WHAT YOU WILL DO ->
Read through the entries below and copy each line where "Button" turns up.

EXCERPTED RECORDS START

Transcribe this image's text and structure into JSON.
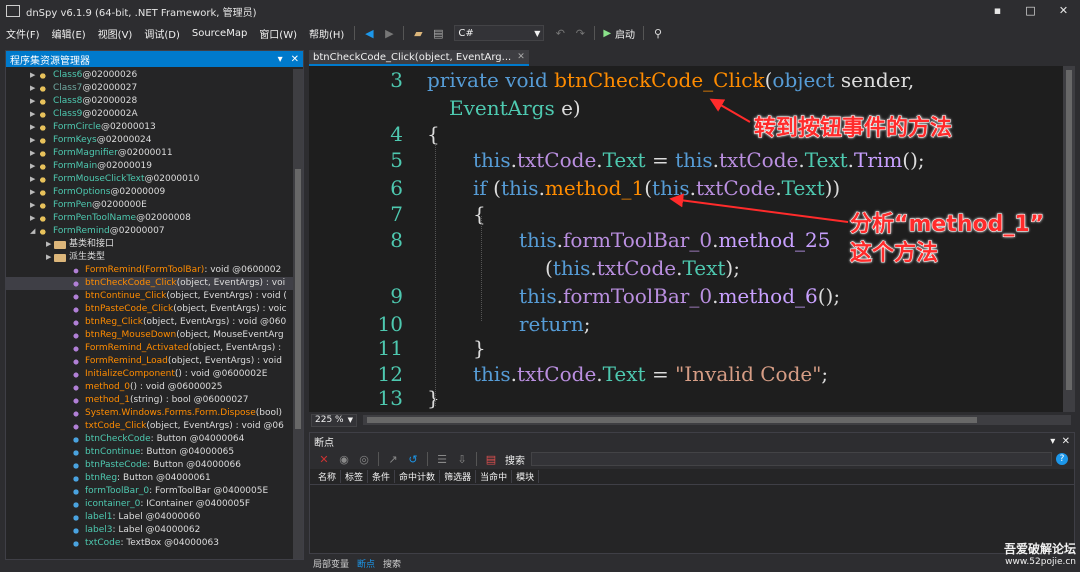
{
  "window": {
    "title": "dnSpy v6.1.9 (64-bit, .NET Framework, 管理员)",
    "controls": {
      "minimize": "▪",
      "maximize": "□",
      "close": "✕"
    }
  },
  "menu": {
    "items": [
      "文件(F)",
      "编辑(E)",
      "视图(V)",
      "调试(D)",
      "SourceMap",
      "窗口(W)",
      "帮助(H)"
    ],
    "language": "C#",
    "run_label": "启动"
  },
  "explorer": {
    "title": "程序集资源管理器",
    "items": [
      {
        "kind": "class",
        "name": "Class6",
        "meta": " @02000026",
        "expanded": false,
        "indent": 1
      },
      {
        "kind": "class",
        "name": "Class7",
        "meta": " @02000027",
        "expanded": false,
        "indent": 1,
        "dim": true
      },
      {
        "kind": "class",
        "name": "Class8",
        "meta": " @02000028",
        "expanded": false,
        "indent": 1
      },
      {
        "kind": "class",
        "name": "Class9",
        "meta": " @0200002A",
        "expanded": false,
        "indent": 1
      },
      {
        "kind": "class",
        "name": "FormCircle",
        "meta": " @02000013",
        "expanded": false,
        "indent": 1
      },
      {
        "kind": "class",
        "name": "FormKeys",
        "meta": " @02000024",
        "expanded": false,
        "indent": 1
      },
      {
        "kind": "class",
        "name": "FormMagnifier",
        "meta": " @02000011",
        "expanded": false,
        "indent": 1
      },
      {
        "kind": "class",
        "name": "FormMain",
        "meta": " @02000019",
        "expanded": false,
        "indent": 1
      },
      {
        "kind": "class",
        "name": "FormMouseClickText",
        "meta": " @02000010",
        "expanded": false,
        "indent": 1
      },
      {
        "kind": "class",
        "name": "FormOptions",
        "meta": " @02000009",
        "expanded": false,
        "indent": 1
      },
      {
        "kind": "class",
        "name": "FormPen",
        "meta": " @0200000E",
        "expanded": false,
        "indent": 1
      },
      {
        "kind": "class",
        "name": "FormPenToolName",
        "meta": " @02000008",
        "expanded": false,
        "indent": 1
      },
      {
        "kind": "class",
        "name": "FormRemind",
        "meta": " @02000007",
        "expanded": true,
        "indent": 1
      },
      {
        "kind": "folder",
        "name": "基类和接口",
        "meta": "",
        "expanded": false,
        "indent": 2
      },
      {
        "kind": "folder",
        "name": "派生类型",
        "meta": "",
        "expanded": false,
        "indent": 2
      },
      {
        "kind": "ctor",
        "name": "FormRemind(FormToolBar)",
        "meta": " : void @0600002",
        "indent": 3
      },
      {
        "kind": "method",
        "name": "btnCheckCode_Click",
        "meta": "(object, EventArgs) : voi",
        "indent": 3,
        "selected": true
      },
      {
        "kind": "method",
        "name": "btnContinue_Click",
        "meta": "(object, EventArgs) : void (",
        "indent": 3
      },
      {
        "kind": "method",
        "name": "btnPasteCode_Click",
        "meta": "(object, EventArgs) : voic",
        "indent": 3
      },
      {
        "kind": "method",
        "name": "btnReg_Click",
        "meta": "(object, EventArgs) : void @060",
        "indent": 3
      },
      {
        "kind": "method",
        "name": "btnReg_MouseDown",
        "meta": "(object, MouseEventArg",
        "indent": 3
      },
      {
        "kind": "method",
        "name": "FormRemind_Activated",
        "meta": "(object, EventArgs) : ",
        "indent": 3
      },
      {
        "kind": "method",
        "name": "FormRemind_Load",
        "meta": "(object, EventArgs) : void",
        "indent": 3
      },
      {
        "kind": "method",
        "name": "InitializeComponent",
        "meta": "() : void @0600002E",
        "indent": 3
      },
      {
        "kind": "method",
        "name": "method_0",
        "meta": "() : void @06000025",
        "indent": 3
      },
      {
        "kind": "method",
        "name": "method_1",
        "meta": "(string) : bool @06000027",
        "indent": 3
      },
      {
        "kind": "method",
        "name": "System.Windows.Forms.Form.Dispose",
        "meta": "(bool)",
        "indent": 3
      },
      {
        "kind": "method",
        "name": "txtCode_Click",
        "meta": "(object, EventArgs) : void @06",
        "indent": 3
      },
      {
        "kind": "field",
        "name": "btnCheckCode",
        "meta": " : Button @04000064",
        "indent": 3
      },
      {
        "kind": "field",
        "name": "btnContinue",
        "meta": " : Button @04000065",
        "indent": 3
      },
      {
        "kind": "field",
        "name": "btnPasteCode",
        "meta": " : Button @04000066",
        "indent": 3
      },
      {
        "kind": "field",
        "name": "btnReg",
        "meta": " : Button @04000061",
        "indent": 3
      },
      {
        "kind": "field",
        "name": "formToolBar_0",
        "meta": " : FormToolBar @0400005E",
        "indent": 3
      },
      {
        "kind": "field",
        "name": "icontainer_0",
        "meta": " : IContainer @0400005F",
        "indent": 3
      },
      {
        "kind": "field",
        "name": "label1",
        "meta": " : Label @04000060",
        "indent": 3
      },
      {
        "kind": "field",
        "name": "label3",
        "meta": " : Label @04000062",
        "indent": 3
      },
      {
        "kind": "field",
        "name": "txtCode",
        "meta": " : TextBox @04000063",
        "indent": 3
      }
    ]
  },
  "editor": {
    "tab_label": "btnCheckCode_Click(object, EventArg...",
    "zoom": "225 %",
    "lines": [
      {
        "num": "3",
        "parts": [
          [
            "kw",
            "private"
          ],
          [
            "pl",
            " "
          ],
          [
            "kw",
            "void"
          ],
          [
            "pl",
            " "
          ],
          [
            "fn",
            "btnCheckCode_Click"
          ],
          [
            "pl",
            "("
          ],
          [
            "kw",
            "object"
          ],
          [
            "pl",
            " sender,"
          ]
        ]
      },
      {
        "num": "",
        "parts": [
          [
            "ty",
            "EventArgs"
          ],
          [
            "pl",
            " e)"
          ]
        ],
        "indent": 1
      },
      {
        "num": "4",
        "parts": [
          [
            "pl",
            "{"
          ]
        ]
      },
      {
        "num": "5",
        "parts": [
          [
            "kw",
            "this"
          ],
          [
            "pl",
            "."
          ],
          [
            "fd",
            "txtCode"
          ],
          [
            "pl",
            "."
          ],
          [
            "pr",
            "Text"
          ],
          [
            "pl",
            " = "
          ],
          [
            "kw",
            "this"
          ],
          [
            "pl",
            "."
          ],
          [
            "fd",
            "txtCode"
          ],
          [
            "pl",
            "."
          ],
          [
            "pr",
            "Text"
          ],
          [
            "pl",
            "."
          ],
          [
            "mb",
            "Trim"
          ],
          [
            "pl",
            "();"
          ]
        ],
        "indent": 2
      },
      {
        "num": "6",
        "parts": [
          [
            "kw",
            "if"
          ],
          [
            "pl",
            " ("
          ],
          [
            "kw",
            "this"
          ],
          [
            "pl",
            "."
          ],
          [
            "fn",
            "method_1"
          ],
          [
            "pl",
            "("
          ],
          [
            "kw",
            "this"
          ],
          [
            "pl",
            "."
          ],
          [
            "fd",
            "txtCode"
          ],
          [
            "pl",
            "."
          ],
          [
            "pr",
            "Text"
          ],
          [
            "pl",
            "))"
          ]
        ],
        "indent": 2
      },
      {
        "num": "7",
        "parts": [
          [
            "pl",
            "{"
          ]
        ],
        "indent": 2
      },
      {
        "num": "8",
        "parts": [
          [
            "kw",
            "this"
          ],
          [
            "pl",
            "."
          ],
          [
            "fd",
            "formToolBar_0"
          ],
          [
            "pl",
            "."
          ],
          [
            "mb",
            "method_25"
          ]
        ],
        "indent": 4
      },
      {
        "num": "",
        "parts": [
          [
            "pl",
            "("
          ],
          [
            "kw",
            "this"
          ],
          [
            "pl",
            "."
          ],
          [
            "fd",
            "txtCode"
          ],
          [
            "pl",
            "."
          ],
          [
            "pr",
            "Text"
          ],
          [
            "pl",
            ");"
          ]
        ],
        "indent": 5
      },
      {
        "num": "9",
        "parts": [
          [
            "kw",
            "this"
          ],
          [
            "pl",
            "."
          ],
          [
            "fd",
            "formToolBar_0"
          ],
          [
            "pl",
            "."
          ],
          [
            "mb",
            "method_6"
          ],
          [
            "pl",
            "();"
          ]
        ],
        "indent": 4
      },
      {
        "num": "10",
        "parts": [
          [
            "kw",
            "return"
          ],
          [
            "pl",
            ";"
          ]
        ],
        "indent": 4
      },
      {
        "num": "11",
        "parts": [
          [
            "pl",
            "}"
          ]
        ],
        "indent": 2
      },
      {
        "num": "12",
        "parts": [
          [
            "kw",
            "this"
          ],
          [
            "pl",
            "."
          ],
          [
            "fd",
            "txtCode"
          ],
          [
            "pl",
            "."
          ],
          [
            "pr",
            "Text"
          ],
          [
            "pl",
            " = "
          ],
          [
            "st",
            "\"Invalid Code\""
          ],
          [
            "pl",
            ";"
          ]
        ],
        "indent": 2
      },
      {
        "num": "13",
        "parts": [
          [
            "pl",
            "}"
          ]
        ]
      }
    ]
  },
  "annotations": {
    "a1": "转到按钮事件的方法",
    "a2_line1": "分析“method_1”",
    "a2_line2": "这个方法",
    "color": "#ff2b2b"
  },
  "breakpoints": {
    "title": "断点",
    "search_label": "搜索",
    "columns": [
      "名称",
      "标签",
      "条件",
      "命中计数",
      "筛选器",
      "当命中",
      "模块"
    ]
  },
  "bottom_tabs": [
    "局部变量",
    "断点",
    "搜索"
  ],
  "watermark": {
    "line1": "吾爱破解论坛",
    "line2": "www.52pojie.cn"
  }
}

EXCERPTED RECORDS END

TASK SOLUTION ->
        "meta": " : Button @04000064",
        "meta": " : Button @04000065",
        "meta": " : Button @04000066",
        "meta": " : Button @04000061",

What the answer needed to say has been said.